[LISTED RECORDS — start]

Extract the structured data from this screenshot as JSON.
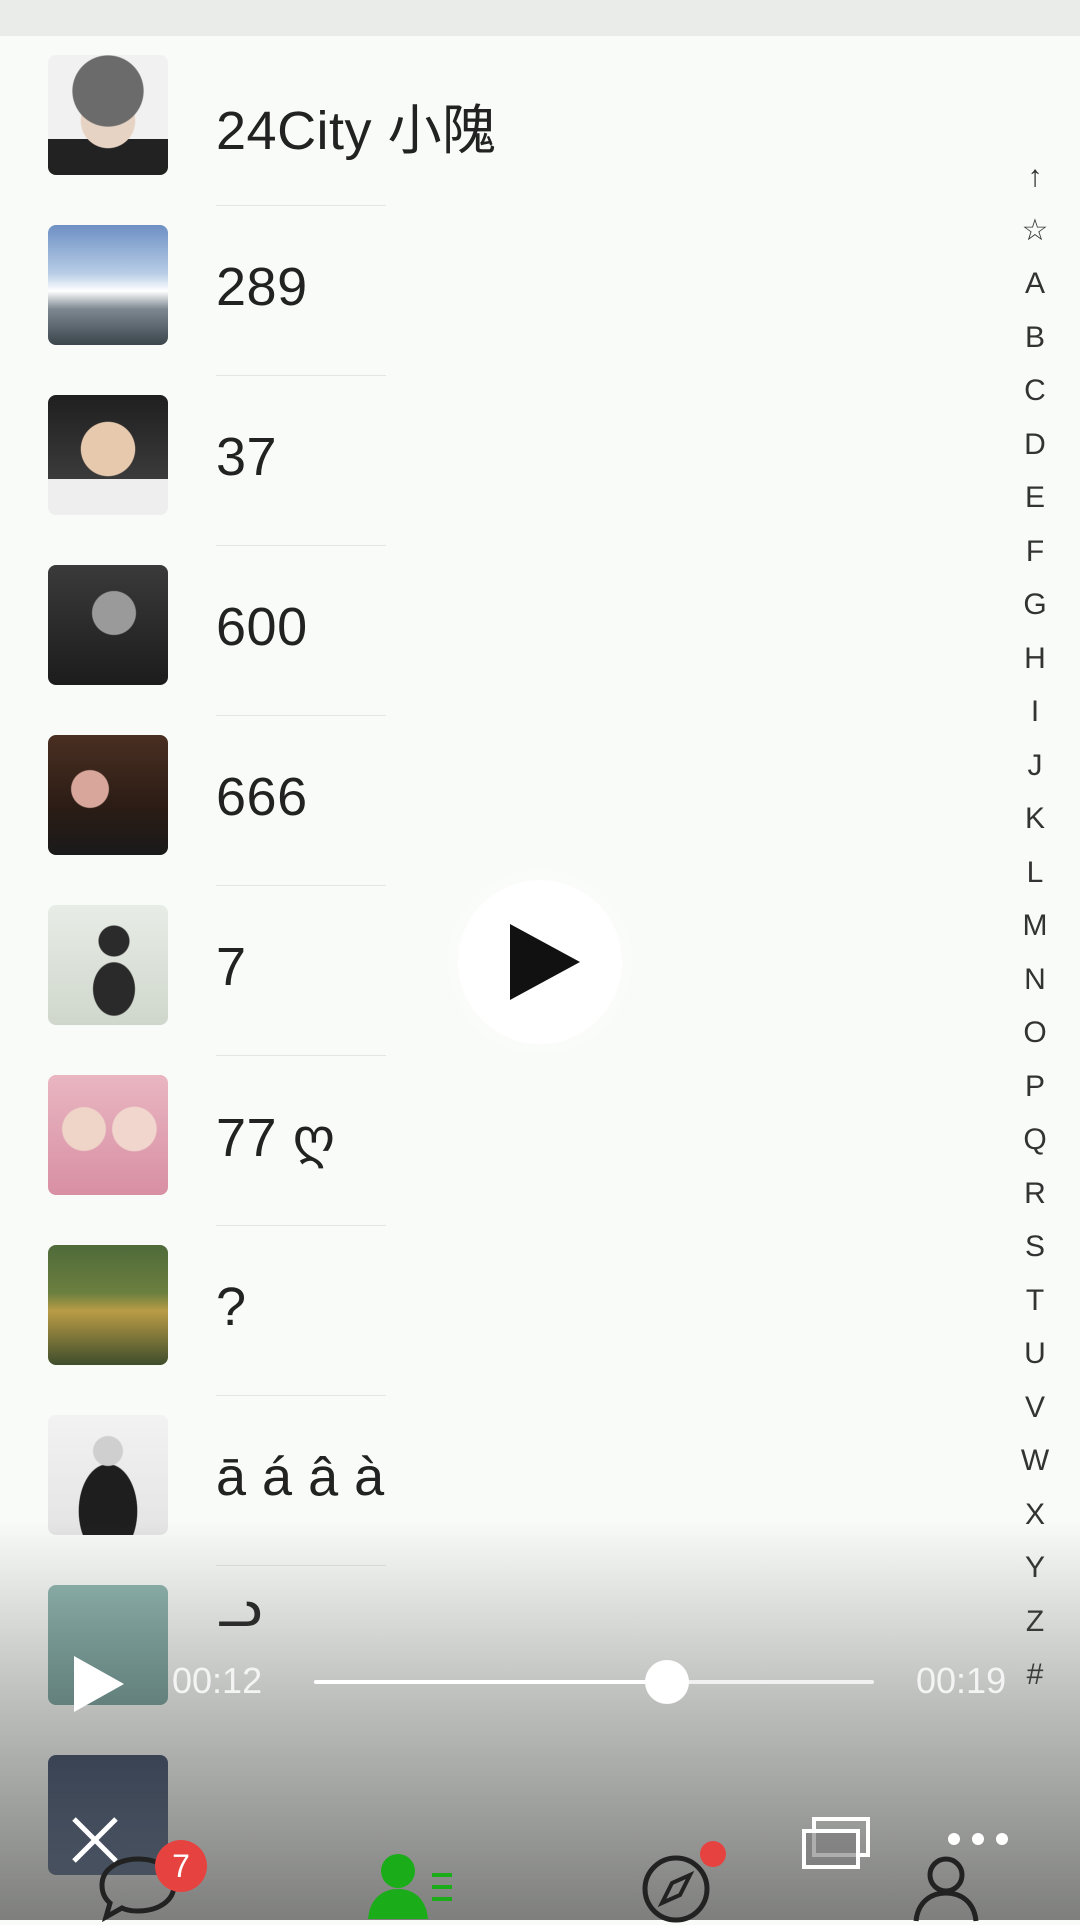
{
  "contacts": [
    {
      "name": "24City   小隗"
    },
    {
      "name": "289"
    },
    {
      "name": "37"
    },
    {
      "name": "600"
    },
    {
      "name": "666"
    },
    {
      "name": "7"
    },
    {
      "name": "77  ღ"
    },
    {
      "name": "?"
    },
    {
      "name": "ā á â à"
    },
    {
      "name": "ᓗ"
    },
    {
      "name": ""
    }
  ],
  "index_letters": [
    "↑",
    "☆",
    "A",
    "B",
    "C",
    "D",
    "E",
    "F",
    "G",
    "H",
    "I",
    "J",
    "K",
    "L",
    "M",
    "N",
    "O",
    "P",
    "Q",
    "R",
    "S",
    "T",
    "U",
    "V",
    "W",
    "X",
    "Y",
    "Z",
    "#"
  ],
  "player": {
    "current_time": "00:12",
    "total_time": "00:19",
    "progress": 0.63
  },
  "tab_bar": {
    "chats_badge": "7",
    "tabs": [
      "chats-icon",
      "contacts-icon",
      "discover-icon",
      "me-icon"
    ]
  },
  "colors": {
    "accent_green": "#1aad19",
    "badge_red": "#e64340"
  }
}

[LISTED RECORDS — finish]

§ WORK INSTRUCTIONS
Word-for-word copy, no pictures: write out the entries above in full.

§ ANSWER TO THE EXERCISE
Extract the structured data from this screenshot as JSON.
{
  "contacts": [
    {
      "name": "24City   小隗"
    },
    {
      "name": "289"
    },
    {
      "name": "37"
    },
    {
      "name": "600"
    },
    {
      "name": "666"
    },
    {
      "name": "7"
    },
    {
      "name": "77  ღ"
    },
    {
      "name": "?"
    },
    {
      "name": "ā á â à"
    },
    {
      "name": "ᓗ"
    },
    {
      "name": ""
    }
  ],
  "index_letters": [
    "↑",
    "☆",
    "A",
    "B",
    "C",
    "D",
    "E",
    "F",
    "G",
    "H",
    "I",
    "J",
    "K",
    "L",
    "M",
    "N",
    "O",
    "P",
    "Q",
    "R",
    "S",
    "T",
    "U",
    "V",
    "W",
    "X",
    "Y",
    "Z",
    "#"
  ],
  "player": {
    "current_time": "00:12",
    "total_time": "00:19",
    "progress": 0.63
  },
  "tab_bar": {
    "chats_badge": "7",
    "tabs": [
      "chats-icon",
      "contacts-icon",
      "discover-icon",
      "me-icon"
    ]
  },
  "colors": {
    "accent_green": "#1aad19",
    "badge_red": "#e64340"
  }
}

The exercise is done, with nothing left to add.